For example, the most important part of being healthy is living healthy, starting with eating healthy and building the body’s resistance to regular diseases like colds and flu.
This is supposed to be a lifelong personal objective that most have ignored until being forced to.
But encouraging citizens to not only eat well but building bodily immunity is an essential exercise that’s so far only been put on the national agenda in St. Vincent & The Grenadines, where the government very early identified 13 staple foods produced locally that help build immunity, encouraged farmers to plant them and guaranteed purchase for national distribution.
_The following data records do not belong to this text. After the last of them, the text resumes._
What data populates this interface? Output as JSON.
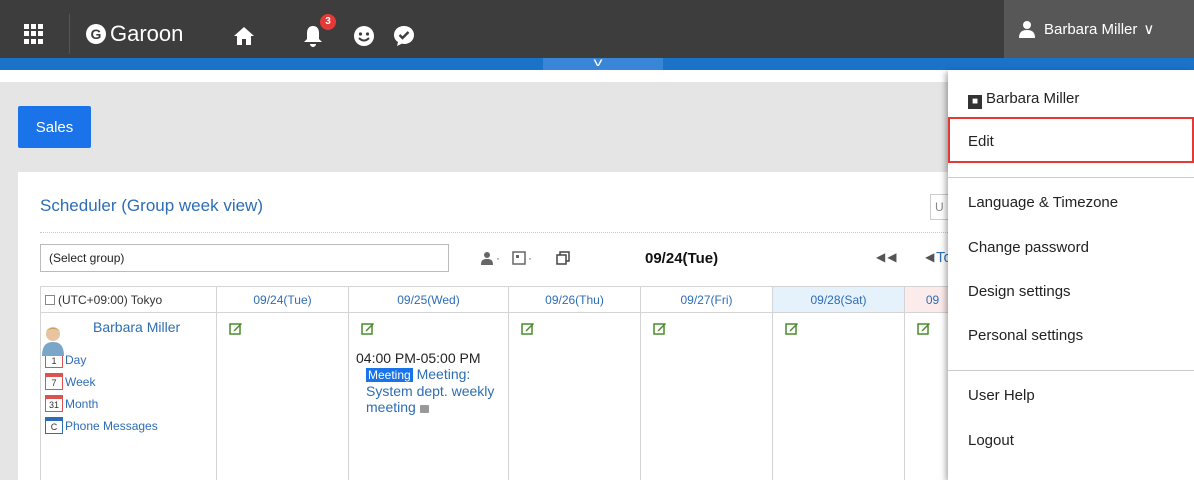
{
  "header": {
    "app_name": "Garoon",
    "logo_letter": "G",
    "notification_count": "3",
    "user_name": "Barbara Miller",
    "accent_color": "#1a73c8"
  },
  "content": {
    "sales_button": "Sales",
    "portlet_title": "Scheduler (Group week view)",
    "search_stub": "U",
    "group_select": "(Select group)",
    "current_date": "09/24(Tue)",
    "today_link": "To",
    "timezone": "(UTC+09:00) Tokyo",
    "days": [
      "09/24(Tue)",
      "09/25(Wed)",
      "09/26(Thu)",
      "09/27(Fri)",
      "09/28(Sat)",
      "09"
    ],
    "user": {
      "name": "Barbara Miller",
      "links": [
        {
          "label": "Day",
          "icon_text": "1"
        },
        {
          "label": "Week",
          "icon_text": "7"
        },
        {
          "label": "Month",
          "icon_text": "31"
        },
        {
          "label": "Phone Messages",
          "icon_text": "C"
        }
      ]
    },
    "event": {
      "time": "04:00 PM-05:00 PM",
      "tag": "Meeting",
      "title": "Meeting: System dept. weekly meeting"
    }
  },
  "dropdown": {
    "user_name": "Barbara Miller",
    "items": [
      "Edit",
      "Language & Timezone",
      "Change password",
      "Design settings",
      "Personal settings",
      "User Help",
      "Logout"
    ]
  }
}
‘Grow what we eat and eat what we grow’ has been perhaps the most well-known, often-repeated and perennially-ignored Caribbean mantra from as far back as CARICOM’s establishment over four decades ago, with Food Import bills rising astronomically across the region as people continue to prefer imported foods for reasons ranging from prices and packaging to all the other usual perennial advertising effects.
But quite apart from reducing import bill, people have to be believably convinced that eating better and building immunity is one of the prime personal weapons in the national defense against COVID-19 and SARS-CoV-2 – and those still to come, as there will be.
There’s no reason to continue blaming ourselves, as such retrospective glances militate against forward thinking.
The Blame Game is only for losers, as the war can and will only be won by resolute fighters convinced they can win – and this is what Caribbean people need to be convinced of: that we can indeed defeat COVID and SARS.
And is no game…